Start of Records shown

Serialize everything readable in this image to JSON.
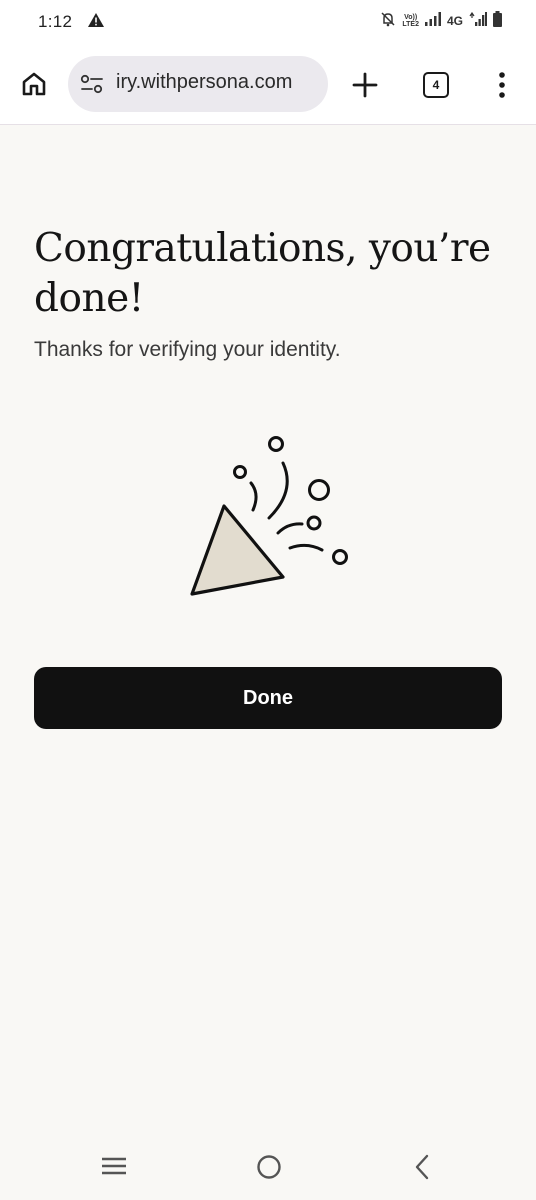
{
  "status_bar": {
    "time": "1:12",
    "volte_top": "Vo))",
    "volte_bottom": "LTE2",
    "network": "4G"
  },
  "browser": {
    "url": "iry.withpersona.com",
    "tab_count": "4"
  },
  "page": {
    "title": "Congratulations, you’re done!",
    "subtitle": "Thanks for verifying your identity.",
    "done_button": "Done"
  },
  "colors": {
    "background": "#f9f8f5",
    "button": "#111111",
    "party_hat_fill": "#e2dccf"
  }
}
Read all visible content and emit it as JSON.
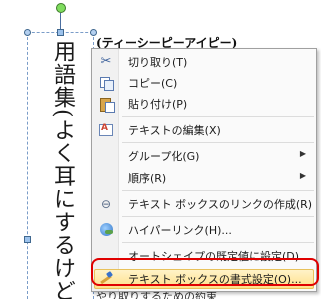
{
  "document": {
    "vertical_text": "用語集(よく耳にするけど?",
    "heading_line": "(ティーシーピーアイピー)",
    "right_fragments": [
      "、",
      "、"
    ],
    "bottom_fragment": "やり取りするための約束"
  },
  "context_menu": {
    "items": [
      {
        "label": "切り取り(T)",
        "icon": "scissors-icon",
        "submenu": false
      },
      {
        "label": "コピー(C)",
        "icon": "copy-icon",
        "submenu": false
      },
      {
        "label": "貼り付け(P)",
        "icon": "paste-icon",
        "submenu": false
      },
      {
        "label": "テキストの編集(X)",
        "icon": "edit-text-icon",
        "submenu": false
      },
      {
        "label": "グループ化(G)",
        "icon": "",
        "submenu": true
      },
      {
        "label": "順序(R)",
        "icon": "",
        "submenu": true
      },
      {
        "label": "テキスト ボックスのリンクの作成(R)",
        "icon": "link-icon",
        "submenu": false
      },
      {
        "label": "ハイパーリンク(H)...",
        "icon": "hyperlink-icon",
        "submenu": false
      },
      {
        "label": "オートシェイプの既定値に設定(D)",
        "icon": "",
        "submenu": false
      },
      {
        "label": "テキスト ボックスの書式設定(O)...",
        "icon": "format-icon",
        "submenu": false
      }
    ],
    "submenu_arrow": "▶",
    "highlight_color": "#ffe08a",
    "callout_color": "#e00000"
  }
}
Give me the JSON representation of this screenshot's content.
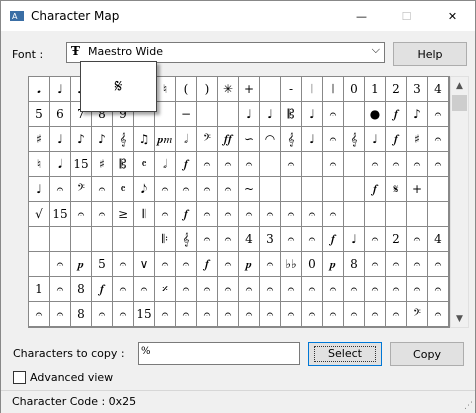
{
  "window": {
    "title": "Character Map",
    "status_text": "Character Code : 0x25"
  },
  "titlebar": {
    "min": "—",
    "max": "☐",
    "close": "✕"
  },
  "font": {
    "label": "Font :",
    "selected": "Maestro Wide",
    "tt_glyph": "Ŧ",
    "dropdown": "⌵"
  },
  "help_label": "Help",
  "popup_glyph": "𝄋",
  "grid": {
    "cells": [
      "𝅘",
      "♩",
      "♪",
      "♫",
      "♬",
      "♭",
      "♮",
      "(",
      ")",
      "✳",
      "+",
      "",
      "-",
      "𝄀",
      "𝄁",
      "0",
      "1",
      "2",
      "3",
      "4",
      "5",
      "6",
      "7",
      "8",
      "9",
      "",
      "",
      "−",
      "",
      "",
      "♩",
      "♩",
      "𝄡",
      "♩",
      "𝄐",
      "",
      "●",
      "𝆑",
      "♪",
      "𝄐",
      "♯",
      "♩",
      "♪",
      "♪",
      "𝄞",
      "♫",
      "𝆏𝆐",
      "𝅗𝅥",
      "𝄢",
      "𝆑𝆑",
      "∽",
      "◠",
      "𝄞",
      "♩",
      "𝄐",
      "𝄞",
      "♩",
      "𝆑",
      "♯",
      "𝄐",
      "♮",
      "𝅘𝅥",
      "15",
      "♯",
      "𝄡",
      "𝄴",
      "𝅗𝅥",
      "𝆑",
      "𝄐",
      "𝄐",
      "𝄐",
      "",
      "𝄐",
      "",
      "𝄐",
      "",
      "𝄐",
      "𝄐",
      "𝄐",
      "𝄐",
      "♩",
      "𝄐",
      "𝄢",
      "𝄐",
      "𝄴",
      "𝅘𝅥𝅮",
      "𝄐",
      "𝄐",
      "𝄐",
      "𝄐",
      "~",
      "",
      "",
      "",
      "",
      "",
      "𝆑",
      "𝄋",
      "+",
      "",
      "√",
      "15",
      "𝄐",
      "𝄐",
      "≥",
      "𝄃",
      "𝄐",
      "𝆑",
      "𝄐",
      "𝄐",
      "𝄐",
      "𝄐",
      "𝄐",
      "𝄐",
      "𝄐",
      "",
      "",
      "",
      "",
      "",
      "",
      "",
      "",
      "",
      "",
      "",
      "𝄆",
      "𝄞",
      "𝄐",
      "𝄐",
      "4",
      "3",
      "𝄐",
      "𝄐",
      "𝆑",
      "♩",
      "𝄐",
      "2",
      "𝄐",
      "4",
      "",
      "𝄐",
      "𝆏",
      "5",
      "𝄐",
      "∨",
      "𝄐",
      "𝄐",
      "𝆑",
      "𝄐",
      "𝆏",
      "𝄐",
      "♭♭",
      "0",
      "𝆏",
      "8",
      "𝄐",
      "𝄐",
      "𝄐",
      "𝄐",
      "1",
      "𝄐",
      "8",
      "𝆑",
      "𝄐",
      "𝄐",
      "𝄎",
      "𝄐",
      "𝄐",
      "𝄐",
      "𝄐",
      "𝄐",
      "𝄐",
      "𝄐",
      "𝄐",
      "𝄐",
      "𝄐",
      "𝄐",
      "𝄐",
      "𝄐",
      "𝄐",
      "𝄐",
      "8",
      "𝄐",
      "𝄐",
      "15",
      "𝄐",
      "𝄐",
      "𝄐",
      "𝄐",
      "𝄐",
      "𝄐",
      "𝄐",
      "𝄐",
      "𝄐",
      "𝄐",
      "𝄐",
      "𝄐",
      "𝄢",
      "𝄐"
    ]
  },
  "copy": {
    "label": "Characters to copy :",
    "value": "%",
    "select_label": "Select",
    "copy_label": "Copy"
  },
  "advanced": {
    "label": "Advanced view"
  }
}
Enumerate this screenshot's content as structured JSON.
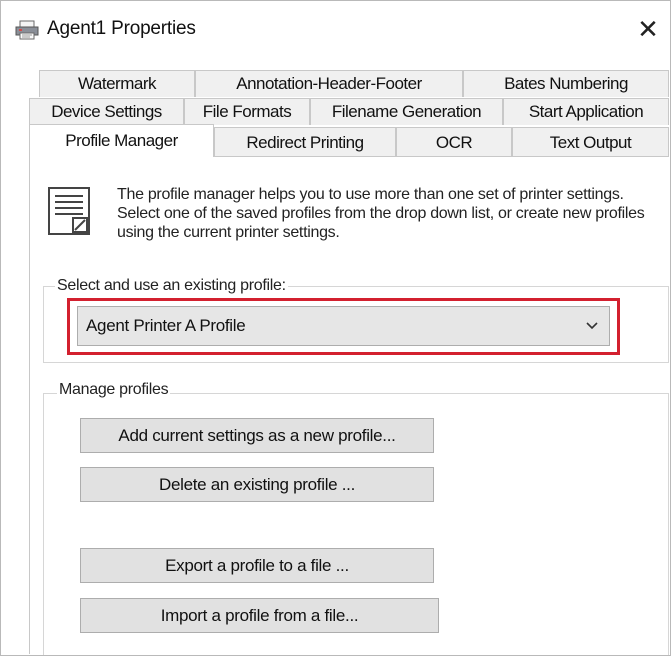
{
  "window": {
    "title": "Agent1 Properties",
    "close_glyph": "✕"
  },
  "tabs": {
    "row1": [
      "Watermark",
      "Annotation-Header-Footer",
      "Bates Numbering"
    ],
    "row2": [
      "Device Settings",
      "File Formats",
      "Filename Generation",
      "Start Application"
    ],
    "row3": [
      "Profile Manager",
      "Redirect Printing",
      "OCR",
      "Text Output"
    ],
    "active": "Profile Manager"
  },
  "intro": {
    "icon": "document-icon",
    "text": "The profile manager helps you to use more than one set of printer settings. Select one of the saved profiles from the drop down list, or create new profiles using the current printer settings."
  },
  "select_group": {
    "legend": "Select and use an existing profile:",
    "selected_profile": "Agent Printer A Profile",
    "highlight_color": "#d3202f"
  },
  "manage_group": {
    "legend": "Manage profiles",
    "add_label": "Add current settings as a new profile...",
    "delete_label": "Delete an existing profile ...",
    "export_label": "Export a profile to a file ...",
    "import_label": "Import a profile from a file..."
  }
}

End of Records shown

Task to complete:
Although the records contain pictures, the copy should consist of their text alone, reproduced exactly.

Exercise result:
Serialize everything readable in this image to JSON.
{
  "status_bar": {
    "time": "1:12",
    "volte_top": "Vo))",
    "volte_bottom": "LTE2",
    "network": "4G"
  },
  "browser": {
    "url": "iry.withpersona.com",
    "tab_count": "4"
  },
  "page": {
    "title": "Congratulations, you’re done!",
    "subtitle": "Thanks for verifying your identity.",
    "done_button": "Done"
  },
  "colors": {
    "background": "#f9f8f5",
    "button": "#111111",
    "party_hat_fill": "#e2dccf"
  }
}
Read all visible content and emit it as JSON.
{
  "document": {
    "vertical_text": "用語集(よく耳にするけど?",
    "heading_line": "(ティーシーピーアイピー)",
    "right_fragments": [
      "、",
      "、"
    ],
    "bottom_fragment": "やり取りするための約束"
  },
  "context_menu": {
    "items": [
      {
        "label": "切り取り(T)",
        "icon": "scissors-icon",
        "submenu": false
      },
      {
        "label": "コピー(C)",
        "icon": "copy-icon",
        "submenu": false
      },
      {
        "label": "貼り付け(P)",
        "icon": "paste-icon",
        "submenu": false
      },
      {
        "label": "テキストの編集(X)",
        "icon": "edit-text-icon",
        "submenu": false
      },
      {
        "label": "グループ化(G)",
        "icon": "",
        "submenu": true
      },
      {
        "label": "順序(R)",
        "icon": "",
        "submenu": true
      },
      {
        "label": "テキスト ボックスのリンクの作成(R)",
        "icon": "link-icon",
        "submenu": false
      },
      {
        "label": "ハイパーリンク(H)...",
        "icon": "hyperlink-icon",
        "submenu": false
      },
      {
        "label": "オートシェイプの既定値に設定(D)",
        "icon": "",
        "submenu": false
      },
      {
        "label": "テキスト ボックスの書式設定(O)...",
        "icon": "format-icon",
        "submenu": false
      }
    ],
    "submenu_arrow": "▶",
    "highlight_color": "#ffe08a",
    "callout_color": "#e00000"
  }
}
Give me the JSON representation of this screenshot's content.
{
  "window": {
    "title": "Character Map",
    "status_text": "Character Code : 0x25"
  },
  "titlebar": {
    "min": "—",
    "max": "☐",
    "close": "✕"
  },
  "font": {
    "label": "Font :",
    "selected": "Maestro Wide",
    "tt_glyph": "Ŧ",
    "dropdown": "⌵"
  },
  "help_label": "Help",
  "popup_glyph": "𝄋",
  "grid": {
    "cells": [
      "𝅘",
      "♩",
      "♪",
      "♫",
      "♬",
      "♭",
      "♮",
      "(",
      ")",
      "✳",
      "+",
      "",
      "-",
      "𝄀",
      "𝄁",
      "0",
      "1",
      "2",
      "3",
      "4",
      "5",
      "6",
      "7",
      "8",
      "9",
      "",
      "",
      "−",
      "",
      "",
      "♩",
      "♩",
      "𝄡",
      "♩",
      "𝄐",
      "",
      "●",
      "𝆑",
      "♪",
      "𝄐",
      "♯",
      "♩",
      "♪",
      "♪",
      "𝄞",
      "♫",
      "𝆏𝆐",
      "𝅗𝅥",
      "𝄢",
      "𝆑𝆑",
      "∽",
      "◠",
      "𝄞",
      "♩",
      "𝄐",
      "𝄞",
      "♩",
      "𝆑",
      "♯",
      "𝄐",
      "♮",
      "𝅘𝅥",
      "15",
      "♯",
      "𝄡",
      "𝄴",
      "𝅗𝅥",
      "𝆑",
      "𝄐",
      "𝄐",
      "𝄐",
      "",
      "𝄐",
      "",
      "𝄐",
      "",
      "𝄐",
      "𝄐",
      "𝄐",
      "𝄐",
      "♩",
      "𝄐",
      "𝄢",
      "𝄐",
      "𝄴",
      "𝅘𝅥𝅮",
      "𝄐",
      "𝄐",
      "𝄐",
      "𝄐",
      "~",
      "",
      "",
      "",
      "",
      "",
      "𝆑",
      "𝄋",
      "+",
      "",
      "√",
      "15",
      "𝄐",
      "𝄐",
      "≥",
      "𝄃",
      "𝄐",
      "𝆑",
      "𝄐",
      "𝄐",
      "𝄐",
      "𝄐",
      "𝄐",
      "𝄐",
      "𝄐",
      "",
      "",
      "",
      "",
      "",
      "",
      "",
      "",
      "",
      "",
      "",
      "𝄆",
      "𝄞",
      "𝄐",
      "𝄐",
      "4",
      "3",
      "𝄐",
      "𝄐",
      "𝆑",
      "♩",
      "𝄐",
      "2",
      "𝄐",
      "4",
      "",
      "𝄐",
      "𝆏",
      "5",
      "𝄐",
      "∨",
      "𝄐",
      "𝄐",
      "𝆑",
      "𝄐",
      "𝆏",
      "𝄐",
      "♭♭",
      "0",
      "𝆏",
      "8",
      "𝄐",
      "𝄐",
      "𝄐",
      "𝄐",
      "1",
      "𝄐",
      "8",
      "𝆑",
      "𝄐",
      "𝄐",
      "𝄎",
      "𝄐",
      "𝄐",
      "𝄐",
      "𝄐",
      "𝄐",
      "𝄐",
      "𝄐",
      "𝄐",
      "𝄐",
      "𝄐",
      "𝄐",
      "𝄐",
      "𝄐",
      "𝄐",
      "𝄐",
      "8",
      "𝄐",
      "𝄐",
      "15",
      "𝄐",
      "𝄐",
      "𝄐",
      "𝄐",
      "𝄐",
      "𝄐",
      "𝄐",
      "𝄐",
      "𝄐",
      "𝄐",
      "𝄐",
      "𝄐",
      "𝄢",
      "𝄐"
    ]
  },
  "copy": {
    "label": "Characters to copy :",
    "value": "%",
    "select_label": "Select",
    "copy_label": "Copy"
  },
  "advanced": {
    "label": "Advanced view"
  }
}
Enumerate this screenshot's content as structured JSON.
{
  "window": {
    "title": "Agent1 Properties",
    "close_glyph": "✕"
  },
  "tabs": {
    "row1": [
      "Watermark",
      "Annotation-Header-Footer",
      "Bates Numbering"
    ],
    "row2": [
      "Device Settings",
      "File Formats",
      "Filename Generation",
      "Start Application"
    ],
    "row3": [
      "Profile Manager",
      "Redirect Printing",
      "OCR",
      "Text Output"
    ],
    "active": "Profile Manager"
  },
  "intro": {
    "icon": "document-icon",
    "text": "The profile manager helps you to use more than one set of printer settings. Select one of the saved profiles from the drop down list, or create new profiles using the current printer settings."
  },
  "select_group": {
    "legend": "Select and use an existing profile:",
    "selected_profile": "Agent Printer A Profile",
    "highlight_color": "#d3202f"
  },
  "manage_group": {
    "legend": "Manage profiles",
    "add_label": "Add current settings as a new profile...",
    "delete_label": "Delete an existing profile ...",
    "export_label": "Export a profile to a file ...",
    "import_label": "Import a profile from a file..."
  }
}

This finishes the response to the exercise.